Can Iron-Fortified Salt Control Anemia? Evidence from Two Experiments in Rural Bihar

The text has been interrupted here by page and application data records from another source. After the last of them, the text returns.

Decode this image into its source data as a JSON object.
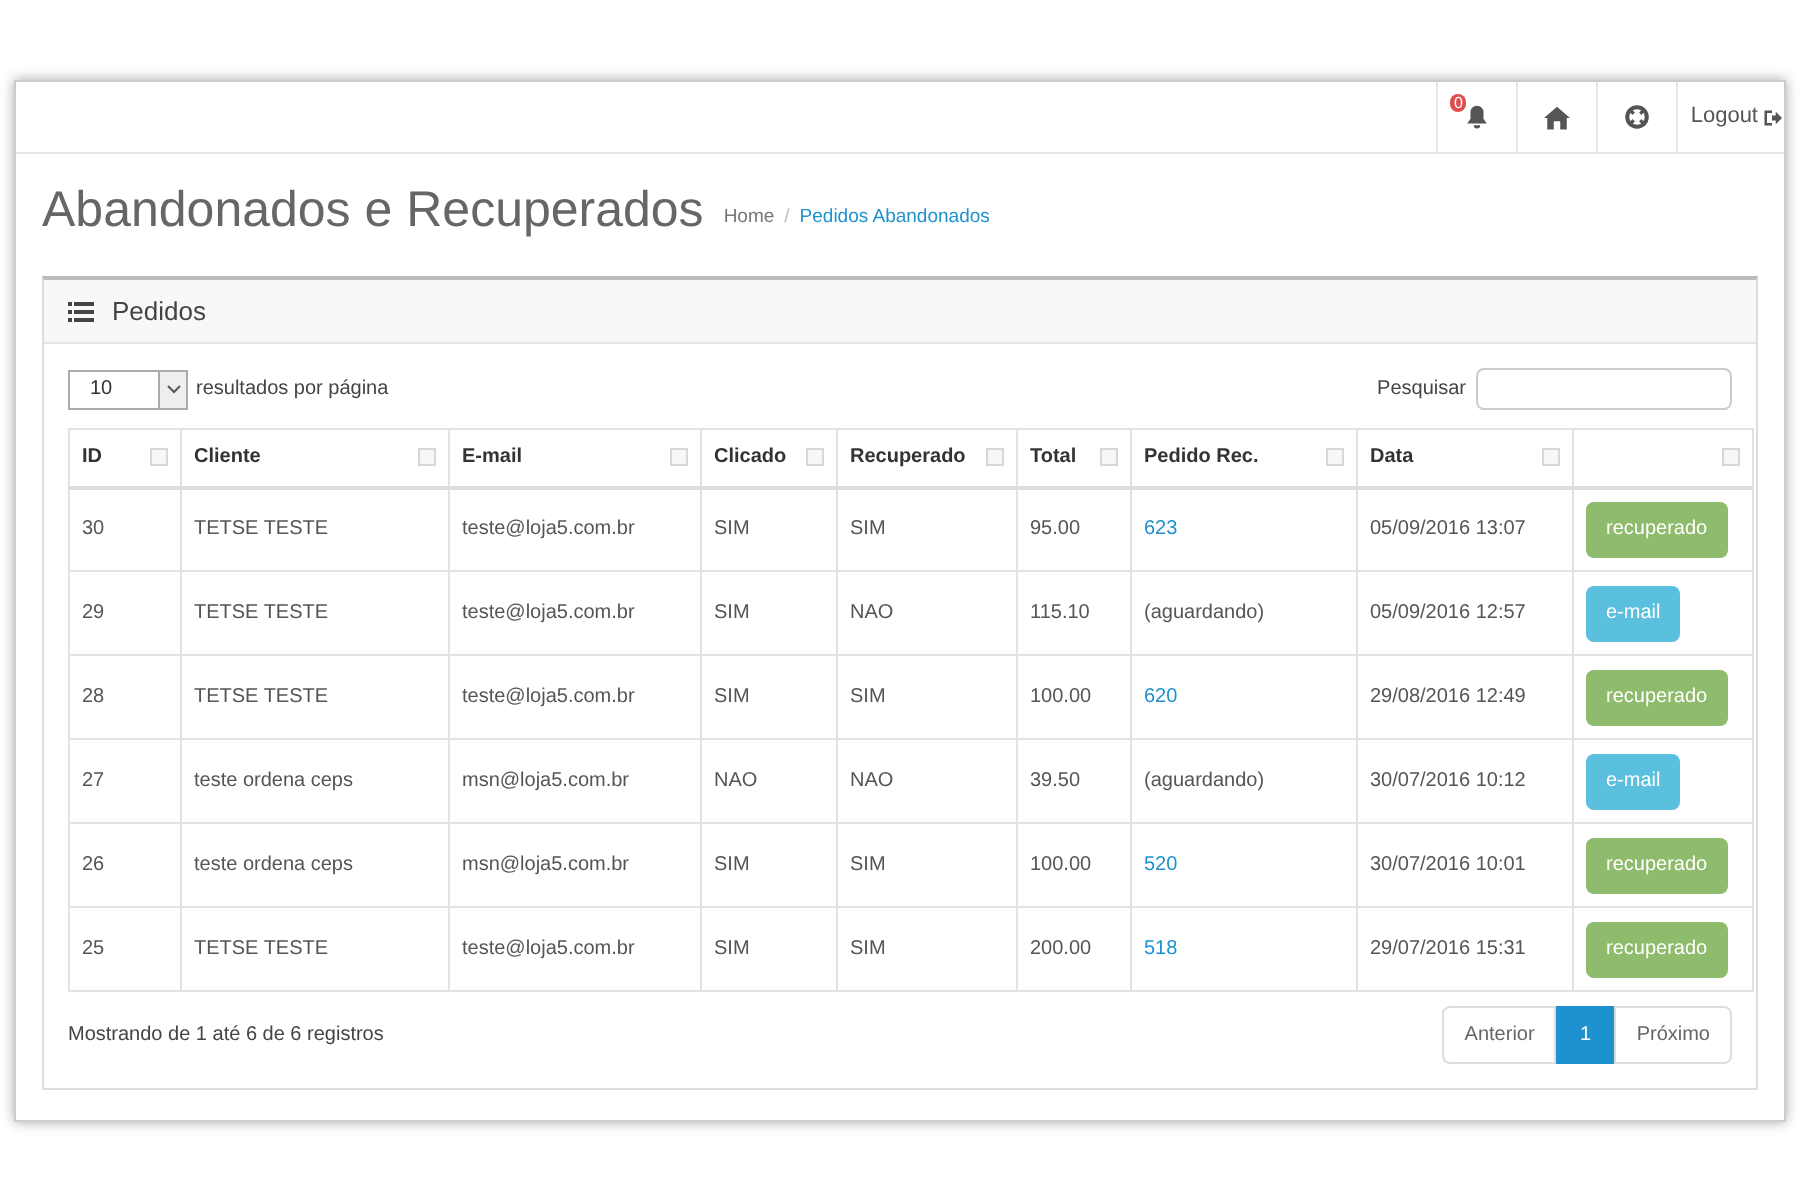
{
  "topbar": {
    "notification_count": "0",
    "logout": "Logout"
  },
  "header": {
    "title": "Abandonados e Recuperados",
    "breadcrumb_separator": "/",
    "breadcrumb": [
      {
        "label": "Home",
        "selected": false
      },
      {
        "label": "Pedidos Abandonados",
        "selected": true
      }
    ]
  },
  "panel": {
    "title": "Pedidos"
  },
  "length_select": {
    "value": "10",
    "label": "resultados por página"
  },
  "search": {
    "label": "Pesquisar"
  },
  "table": {
    "columns": [
      "ID",
      "Cliente",
      "E-mail",
      "Clicado",
      "Recuperado",
      "Total",
      "Pedido Rec.",
      "Data"
    ],
    "rows": [
      {
        "id": "30",
        "cliente": "TETSE TESTE",
        "email": "teste@loja5.com.br",
        "clicado": "SIM",
        "recuperado": "SIM",
        "total": "95.00",
        "pedido": "623",
        "pedido_linked": true,
        "data": "05/09/2016 13:07",
        "action": {
          "kind": "recovered",
          "label": "recuperado"
        }
      },
      {
        "id": "29",
        "cliente": "TETSE TESTE",
        "email": "teste@loja5.com.br",
        "clicado": "SIM",
        "recuperado": "NAO",
        "total": "115.10",
        "pedido": "(aguardando)",
        "pedido_linked": false,
        "data": "05/09/2016 12:57",
        "action": {
          "kind": "email",
          "label": "e-mail"
        }
      },
      {
        "id": "28",
        "cliente": "TETSE TESTE",
        "email": "teste@loja5.com.br",
        "clicado": "SIM",
        "recuperado": "SIM",
        "total": "100.00",
        "pedido": "620",
        "pedido_linked": true,
        "data": "29/08/2016 12:49",
        "action": {
          "kind": "recovered",
          "label": "recuperado"
        }
      },
      {
        "id": "27",
        "cliente": "teste ordena ceps",
        "email": "msn@loja5.com.br",
        "clicado": "NAO",
        "recuperado": "NAO",
        "total": "39.50",
        "pedido": "(aguardando)",
        "pedido_linked": false,
        "data": "30/07/2016 10:12",
        "action": {
          "kind": "email",
          "label": "e-mail"
        }
      },
      {
        "id": "26",
        "cliente": "teste ordena ceps",
        "email": "msn@loja5.com.br",
        "clicado": "SIM",
        "recuperado": "SIM",
        "total": "100.00",
        "pedido": "520",
        "pedido_linked": true,
        "data": "30/07/2016 10:01",
        "action": {
          "kind": "recovered",
          "label": "recuperado"
        }
      },
      {
        "id": "25",
        "cliente": "TETSE TESTE",
        "email": "teste@loja5.com.br",
        "clicado": "SIM",
        "recuperado": "SIM",
        "total": "200.00",
        "pedido": "518",
        "pedido_linked": true,
        "data": "29/07/2016 15:31",
        "action": {
          "kind": "recovered",
          "label": "recuperado"
        }
      }
    ]
  },
  "info": "Mostrando de 1 até 6 de 6 registros",
  "pagination": {
    "previous": "Anterior",
    "pages": [
      {
        "label": "1",
        "selected": true
      }
    ],
    "next": "Próximo"
  }
}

Iron deficiency anemia is frequent among the poor worldwide. While it can be prevented with the appropriate supplement or food fortification, these programs often do not consistently reach the poorest. This paper reports on the impact of a potential strategy to address iron deficiency anemia in rural areas: double fortified salt (DFS) - salt fortified with iron and iodine. We conducted a large-scale experiment in rural Bihar. In 200 villages, randomly selected out of 400, DFS was introduced at a price that was half the regular retail price for DFS. After two years, we find no evidence that either selling DFS in villages or providing it for free directly to households has an economically meaningful or statistically significant impact on hemoglobin, anemia, physical health, cognition or mental health. For the sales experiment, we can reject at the 95% level a reduction of 2.5 percentage points in the fraction anemic in the entire sample, and 3.7 percentage points among those who were previously anemic. Using an IV strategy, we find a statistically significant, though relatively small, increase in hemoglobin and reduction in the fraction anemic for adolescents, a subgroup that has responded well to supplements and fortification in earlier studies. These disappointing results are explained both by relatively low take up and by low impact of DFS even when consumed more regularly for the majority of the population.
Banerjee and Duflo are from The Massachusetts Institute of Technology, Barnhardt is from the Indian Institute of Management Ahmedabad. For financial support, we thank the U.K. Department for International Development, the International Initiative for Impact Evaluation, the U.S. National Institutes of Health (P01AG005842), the International Food Policy Research Institute, and the MIT Department of Economics. For dedicated research assistance we are grateful to the team at J-PAL, including Urmi Bhattacharya, Shruti Bhimsaria, Anna George, Dwijo Goswami, Radhika Jain, Seema Kacker, Sweta Kumari, Francine Loza, Bastien Michel, Krutika Ravishankar, Prianthi Roy, Achill Rudolph, Laura Stilwell, Srinivasan Vasudevan, Niloufer Taber, Micah Villareal and dozens of survey specialists. Dr. Vandana Sharma provided medical expertise. Our partners at Tata Chemicals Limited made the distribution of DFS possible in rural Bihar. The National Institute of Nutrition (Hyderabad) provided ongoing assistance with the verification of iron and iodine content in salt samples. These studies can be found in the AEA RCT Registry (AEARCTR-0000010, AEARCTR-0000013). We thank Nel Druce for detailed comments on a DFID report that underlies the analysis in this paper. All errors are our own and the paper does not represent the views of DFID or any other organization. The views expressed herein are those of the authors and do not necessarily reflect the views of the National Bureau of Economic Research.
Abhijit Banerjee & Sharon Barnhardt & Esther Duflo, 2018. "Can iron-fortified salt control anemia? Evidence from two experiments in rural Bihar," Journal of Development Economics, vol 133, pages 127-146. citation courtesy of